> EXERCISE MATERIALS:
■ ■ ■

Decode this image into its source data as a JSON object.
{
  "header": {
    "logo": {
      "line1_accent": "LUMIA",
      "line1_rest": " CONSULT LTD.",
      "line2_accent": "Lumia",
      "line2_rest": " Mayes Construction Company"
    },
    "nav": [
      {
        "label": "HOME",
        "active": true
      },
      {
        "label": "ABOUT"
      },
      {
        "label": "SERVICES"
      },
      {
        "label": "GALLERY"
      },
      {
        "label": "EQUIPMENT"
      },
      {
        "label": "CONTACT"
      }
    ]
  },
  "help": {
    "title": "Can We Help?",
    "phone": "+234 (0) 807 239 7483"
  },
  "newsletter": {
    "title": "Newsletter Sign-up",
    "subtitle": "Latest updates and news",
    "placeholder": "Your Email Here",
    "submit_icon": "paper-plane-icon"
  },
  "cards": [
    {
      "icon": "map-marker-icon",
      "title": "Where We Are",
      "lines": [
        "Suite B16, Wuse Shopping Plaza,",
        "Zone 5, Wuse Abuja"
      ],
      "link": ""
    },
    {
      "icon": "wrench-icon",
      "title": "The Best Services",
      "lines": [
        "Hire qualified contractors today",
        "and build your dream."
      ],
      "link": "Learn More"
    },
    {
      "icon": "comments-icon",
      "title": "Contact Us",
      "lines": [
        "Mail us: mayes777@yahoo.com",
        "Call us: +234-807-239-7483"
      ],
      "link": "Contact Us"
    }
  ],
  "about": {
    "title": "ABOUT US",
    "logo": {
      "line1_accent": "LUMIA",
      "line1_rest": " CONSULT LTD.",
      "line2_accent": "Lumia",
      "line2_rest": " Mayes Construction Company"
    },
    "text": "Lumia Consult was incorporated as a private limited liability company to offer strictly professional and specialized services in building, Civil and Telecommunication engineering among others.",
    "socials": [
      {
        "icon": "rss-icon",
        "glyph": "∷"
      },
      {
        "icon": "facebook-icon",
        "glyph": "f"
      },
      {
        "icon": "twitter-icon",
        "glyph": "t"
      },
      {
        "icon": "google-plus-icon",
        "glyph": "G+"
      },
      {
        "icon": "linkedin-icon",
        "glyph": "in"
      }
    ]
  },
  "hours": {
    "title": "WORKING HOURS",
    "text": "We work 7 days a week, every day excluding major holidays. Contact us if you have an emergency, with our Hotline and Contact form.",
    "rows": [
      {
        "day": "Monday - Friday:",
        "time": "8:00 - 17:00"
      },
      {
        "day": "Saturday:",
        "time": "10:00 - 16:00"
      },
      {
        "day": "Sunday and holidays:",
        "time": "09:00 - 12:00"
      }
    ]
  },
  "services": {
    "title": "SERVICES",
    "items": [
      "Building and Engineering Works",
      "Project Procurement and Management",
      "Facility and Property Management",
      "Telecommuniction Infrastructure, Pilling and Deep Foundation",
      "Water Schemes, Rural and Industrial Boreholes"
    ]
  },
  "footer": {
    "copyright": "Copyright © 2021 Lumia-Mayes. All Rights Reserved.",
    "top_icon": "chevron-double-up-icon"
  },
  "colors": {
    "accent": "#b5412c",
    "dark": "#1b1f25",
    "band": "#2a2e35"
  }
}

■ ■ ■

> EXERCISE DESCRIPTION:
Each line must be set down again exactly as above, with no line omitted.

> EXERCISE RESULT:
Decode this image into its source data as a JSON object.
{
  "header": {
    "logo": {
      "line1_accent": "LUMIA",
      "line1_rest": " CONSULT LTD.",
      "line2_accent": "Lumia",
      "line2_rest": " Mayes Construction Company"
    },
    "nav": [
      {
        "label": "HOME",
        "active": true
      },
      {
        "label": "ABOUT"
      },
      {
        "label": "SERVICES"
      },
      {
        "label": "GALLERY"
      },
      {
        "label": "EQUIPMENT"
      },
      {
        "label": "CONTACT"
      }
    ]
  },
  "help": {
    "title": "Can We Help?",
    "phone": "+234 (0) 807 239 7483"
  },
  "newsletter": {
    "title": "Newsletter Sign-up",
    "subtitle": "Latest updates and news",
    "placeholder": "Your Email Here",
    "submit_icon": "paper-plane-icon"
  },
  "cards": [
    {
      "icon": "map-marker-icon",
      "title": "Where We Are",
      "lines": [
        "Suite B16, Wuse Shopping Plaza,",
        "Zone 5, Wuse Abuja"
      ],
      "link": ""
    },
    {
      "icon": "wrench-icon",
      "title": "The Best Services",
      "lines": [
        "Hire qualified contractors today",
        "and build your dream."
      ],
      "link": "Learn More"
    },
    {
      "icon": "comments-icon",
      "title": "Contact Us",
      "lines": [
        "Mail us: mayes777@yahoo.com",
        "Call us: +234-807-239-7483"
      ],
      "link": "Contact Us"
    }
  ],
  "about": {
    "title": "ABOUT US",
    "logo": {
      "line1_accent": "LUMIA",
      "line1_rest": " CONSULT LTD.",
      "line2_accent": "Lumia",
      "line2_rest": " Mayes Construction Company"
    },
    "text": "Lumia Consult was incorporated as a private limited liability company to offer strictly professional and specialized services in building, Civil and Telecommunication engineering among others.",
    "socials": [
      {
        "icon": "rss-icon",
        "glyph": "∷"
      },
      {
        "icon": "facebook-icon",
        "glyph": "f"
      },
      {
        "icon": "twitter-icon",
        "glyph": "t"
      },
      {
        "icon": "google-plus-icon",
        "glyph": "G+"
      },
      {
        "icon": "linkedin-icon",
        "glyph": "in"
      }
    ]
  },
  "hours": {
    "title": "WORKING HOURS",
    "text": "We work 7 days a week, every day excluding major holidays. Contact us if you have an emergency, with our Hotline and Contact form.",
    "rows": [
      {
        "day": "Monday - Friday:",
        "time": "8:00 - 17:00"
      },
      {
        "day": "Saturday:",
        "time": "10:00 - 16:00"
      },
      {
        "day": "Sunday and holidays:",
        "time": "09:00 - 12:00"
      }
    ]
  },
  "services": {
    "title": "SERVICES",
    "items": [
      "Building and Engineering Works",
      "Project Procurement and Management",
      "Facility and Property Management",
      "Telecommuniction Infrastructure, Pilling and Deep Foundation",
      "Water Schemes, Rural and Industrial Boreholes"
    ]
  },
  "footer": {
    "copyright": "Copyright © 2021 Lumia-Mayes. All Rights Reserved.",
    "top_icon": "chevron-double-up-icon"
  },
  "colors": {
    "accent": "#b5412c",
    "dark": "#1b1f25",
    "band": "#2a2e35"
  }
}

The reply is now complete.